During my four decades plus in the pastoral ministry, the Christian church and western society have undergone profound transformation. The religious culture and theology rooted in the Scriptures which for generations had been entrusted to the mainline seminaries to pass on is no longer passed on. The reason is devastatingly simple: those charged with doing so no longer believe in it. Mainline denominational seminaries, beginning primarily in the 1970’s, have gradually transformed theological education into the replication of the faculty’s pet social\theological\political views. Those faculties, largely products of that adolescent dissension movement called the 1960’s, have deliberately set the traditional Christian inheritance at a distance from their students and, by extension, the congregations of the church.
What the latest crop of progressive theologians do believe in is, perhaps, no more evident than in their advocacy of gender and sexuality issues, which represent a radical departure from centuries of Christian thought and practice. The ever-widening definitions of gender and especially the redefining of the institution of marriage to include same-sex relations represents what may well be a fatal blow to the Christian anthropology of the west, the final fences to be pushed over in the quest to nullify all limitations and restrictions and make individual desire the focus of all authority and self-definition. Why members of the Christian church think this is a good idea is hard to understand.
Far from being restrictive, however, Christian marriage was revolutionary in the ancient world. Author Sarah Ruden, in her 2010 book Paul Among the People contends that it is profoundly ignorant to think of the Apostle Paul as a fussy Puritan descending upon happy-go-lucky pagans, ordering them to stop having fun. In fact, Paul’s teachings on sexual purity and marriage were adopted as liberating in the pornographic, sexually exploitative Greco-Roman culture of the time—exploitative especially of slaves and women, whose value to pagan males lay chiefly in their ability to produce children and provide sexual pleasure. (For example, given its population of ten thousand people, the Roman city of Pompeii had roughly one brothel for every 70 male citizens). Do the math across the entirety of the Roman empire and the implications are obvious.
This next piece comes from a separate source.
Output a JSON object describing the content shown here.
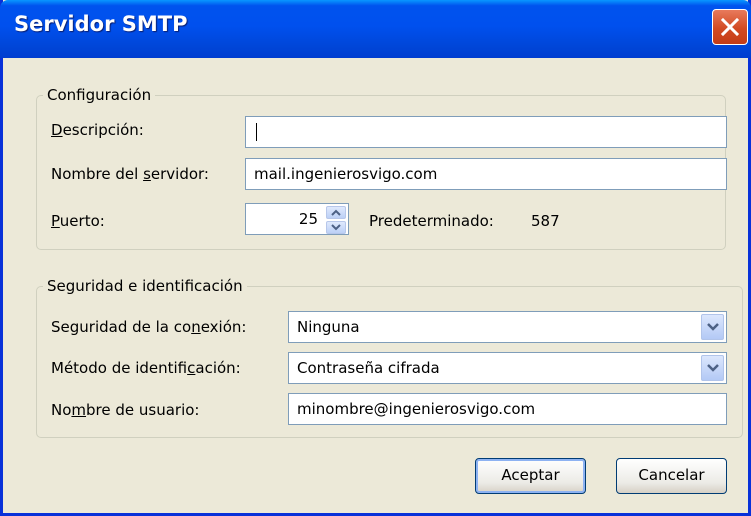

It would be naive to claim that there ever was a golden age of Christianity where all of this fell neatly into place. But Christianity, as articulated by Paul, did work a cultural revolution, restraining and channeling male eros, elevating the status of both women and of the human body, and infusing marriage—and marital sexuality—with an ethic of ‘agape’ love and likening marriage to the loving, sacrificial relation between Jesus Christ and His Church.
In the light of the current state of our society It is well worth pondering that women in pagan Roman society came to recognize the Christian institution of marriage as liberating in contrast to the culture of pornographic exploitation into which they were born. Given the gender\sexuality mess liberal progressives have produced in the last half century, it may also be appropriate to ponder the fact that the abandonment of traditional Christian marriage, and the ethic of ‘agape’ love it embodied, has also resulted in the virtual mainstreaming of pornography, something the ancient pagan Romans would welcome and applaud. (Not to mention America’s export of the recent Super Bowl half time show with its raw depiction of sexuality viewed by millions, including children). All of this has contributed to the widespread confusion about who human beings are and what they are for. The ancient Christians understood that what people do with their sexuality cannot be separated from who they are.
The contemporary progressive church is rampant with examples of complicity in the wider progressive movement to trample down fences in the name of the secular gospel of radical inclusion and radical self-expression. Rather than teaching the Christian that our freedom in Christ is defined by how we limit ourselves for the sake of the self and the neighbor and their good, we are being taught that freedom is found in releasing ourselves from old restrictions on the path to self-transcendence, personal meaning and self-fulfillment. Which is a pretty good description of idolatry.
The late English philosopher Roger Scruton, writing of the petulant desire of the sixties generation (the authors of this current state of affairs) to break down the fences, stated it this way: “The abstract, unreal freedom of the liberal intellect was really nothing more than childish disobedience, amplified into anarchy.”
The so-called progressive church, therefore, is actually in the business (unwittingly or not) of dismantling the traditional Christian world view, the sacred order out of which came our concepts of human dignity and rights, by actually encouraging a re-paganizing of sensuality and sexual liberation. Given the high stakes and dire consequences one ought to be suspicious of why Christian progressives are so eager to do so. For they are not bringing about the kingdom of heaven with these ideas, they are aiding and abetting secular society in precipitating a crisis.